  • SLA management – Is the business going to watch metrics in-house and ensure that they are receiving service from their provider, or should there be a  third party, e.g., a service broker? A service broker would help negotiate the original contract and provide continued management of the service in terms of monitoring the service metrics and possibly more services.
  • Rapid provisioning – The cloud is a different environment that does not suit a lot of the old change management methods. Would it make sense to implement automation tools to help with managing changes to the cloud infrastructure?
  • Resource changes – It is necessary to update configurations and set some devices aside for repair.
     

Cloud security architecture

In cloud security architecture, the security elements are added to the cloud architecture. Cloud security always involves a shared responsibility between the cloud provider and the cloud consumer. The division of responsibility depends on the type of cloud structure that is being used: IaaS, PaaS, or SaaS.  There is a division of responsibility imagined by ISO, NIST and even the Cloud Security Alliance (CSA), but in the end, it will be determined by the cloud provider and customer and written into the contract.

A risk assessment needs to be done by the cloud customer to ensure they understand the consequences of using any form of cloud. If you’re not building your own cloud in your own data center, then the contract would or should state who is responsible for what, or at a minimum, what you can rely on the cloud provider for.

Security best practices

Here are some security controls to consider when designing or using a cloud solution:
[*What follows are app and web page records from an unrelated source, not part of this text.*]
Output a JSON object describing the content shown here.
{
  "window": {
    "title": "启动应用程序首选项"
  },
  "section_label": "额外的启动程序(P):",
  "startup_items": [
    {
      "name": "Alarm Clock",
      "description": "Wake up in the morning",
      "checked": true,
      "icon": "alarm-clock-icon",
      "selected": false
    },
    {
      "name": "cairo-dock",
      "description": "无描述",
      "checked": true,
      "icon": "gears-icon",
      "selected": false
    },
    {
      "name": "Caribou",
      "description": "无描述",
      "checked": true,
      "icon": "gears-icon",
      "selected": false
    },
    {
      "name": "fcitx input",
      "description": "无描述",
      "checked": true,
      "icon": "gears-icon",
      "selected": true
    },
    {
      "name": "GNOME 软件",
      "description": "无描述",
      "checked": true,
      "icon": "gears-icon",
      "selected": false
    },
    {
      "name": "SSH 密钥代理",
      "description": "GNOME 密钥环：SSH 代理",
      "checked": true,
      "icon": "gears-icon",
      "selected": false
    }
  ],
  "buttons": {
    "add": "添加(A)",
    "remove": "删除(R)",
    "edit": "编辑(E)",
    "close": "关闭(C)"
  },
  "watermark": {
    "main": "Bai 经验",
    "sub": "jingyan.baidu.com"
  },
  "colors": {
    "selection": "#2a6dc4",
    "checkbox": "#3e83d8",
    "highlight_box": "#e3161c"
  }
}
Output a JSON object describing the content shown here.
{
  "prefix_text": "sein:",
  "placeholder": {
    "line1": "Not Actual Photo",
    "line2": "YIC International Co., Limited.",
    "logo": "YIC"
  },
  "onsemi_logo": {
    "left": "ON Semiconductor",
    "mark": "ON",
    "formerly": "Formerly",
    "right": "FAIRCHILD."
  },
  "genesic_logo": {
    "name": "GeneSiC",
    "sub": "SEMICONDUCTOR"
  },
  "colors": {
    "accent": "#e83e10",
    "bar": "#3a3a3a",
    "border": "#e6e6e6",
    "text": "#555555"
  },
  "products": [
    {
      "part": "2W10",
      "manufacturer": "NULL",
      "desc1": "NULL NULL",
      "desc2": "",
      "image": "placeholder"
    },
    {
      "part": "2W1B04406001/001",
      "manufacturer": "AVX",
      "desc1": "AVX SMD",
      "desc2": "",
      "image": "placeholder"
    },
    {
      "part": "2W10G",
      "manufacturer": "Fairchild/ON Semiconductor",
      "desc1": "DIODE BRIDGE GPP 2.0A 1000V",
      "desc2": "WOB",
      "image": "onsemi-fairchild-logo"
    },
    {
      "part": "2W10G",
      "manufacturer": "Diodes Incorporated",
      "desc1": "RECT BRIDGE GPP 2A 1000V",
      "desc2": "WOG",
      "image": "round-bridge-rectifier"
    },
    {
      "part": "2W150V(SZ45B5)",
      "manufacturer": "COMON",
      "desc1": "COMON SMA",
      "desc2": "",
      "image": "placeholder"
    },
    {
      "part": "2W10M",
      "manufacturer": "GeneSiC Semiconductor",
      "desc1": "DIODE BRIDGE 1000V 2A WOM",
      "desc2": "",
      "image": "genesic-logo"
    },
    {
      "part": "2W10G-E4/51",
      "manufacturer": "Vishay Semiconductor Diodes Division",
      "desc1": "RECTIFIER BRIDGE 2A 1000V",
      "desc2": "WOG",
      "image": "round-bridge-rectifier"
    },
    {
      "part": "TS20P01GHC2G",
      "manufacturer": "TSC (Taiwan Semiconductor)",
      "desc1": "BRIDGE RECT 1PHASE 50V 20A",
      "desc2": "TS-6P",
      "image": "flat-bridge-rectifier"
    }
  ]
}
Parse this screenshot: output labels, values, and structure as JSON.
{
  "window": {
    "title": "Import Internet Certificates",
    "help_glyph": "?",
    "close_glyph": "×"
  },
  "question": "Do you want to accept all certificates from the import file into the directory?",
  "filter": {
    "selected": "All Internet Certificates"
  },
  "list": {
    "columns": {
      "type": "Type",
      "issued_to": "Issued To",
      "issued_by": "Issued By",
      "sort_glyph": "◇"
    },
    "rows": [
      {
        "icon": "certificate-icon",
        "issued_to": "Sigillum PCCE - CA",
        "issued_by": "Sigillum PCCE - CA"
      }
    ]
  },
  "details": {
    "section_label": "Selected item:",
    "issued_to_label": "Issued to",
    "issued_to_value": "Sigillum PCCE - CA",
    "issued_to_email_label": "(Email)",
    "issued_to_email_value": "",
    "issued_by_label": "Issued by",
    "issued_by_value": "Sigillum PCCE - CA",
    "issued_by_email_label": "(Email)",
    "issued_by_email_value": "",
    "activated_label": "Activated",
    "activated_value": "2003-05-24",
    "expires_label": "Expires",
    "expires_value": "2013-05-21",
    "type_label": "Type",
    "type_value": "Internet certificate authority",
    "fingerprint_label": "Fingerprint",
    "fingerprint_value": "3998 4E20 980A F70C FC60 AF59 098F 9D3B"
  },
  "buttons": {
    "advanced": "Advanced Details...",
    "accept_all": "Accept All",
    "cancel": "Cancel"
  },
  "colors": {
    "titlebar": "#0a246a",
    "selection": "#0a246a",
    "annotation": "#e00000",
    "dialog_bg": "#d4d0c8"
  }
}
  • Multifactor Authentication (MFA) – It is highly recommended that you use MFA on all accounts. 
  • Data classification – It is critical today to understand the data that you have within your cloud and how sensitive it is. There are tools that will help discover things like personally identifiable information within data storage. They, or a more manual process, could be used, but either way, it needs to be done.
  • Identification and authentication – It is critical to control access from all actors using or within the cloud. This is not just users and administrators but also software, APIs, functions that access other software, or data.
  • Create separate and controlled accounts for administrators – The primary account for the business should not be the one used by the administrators. If that account is compromised, everything could be lost.
  • Log – Log everything you can and set metrics to alert administrators to suspicious or dangerous conditions.

 

Cloud Security Topics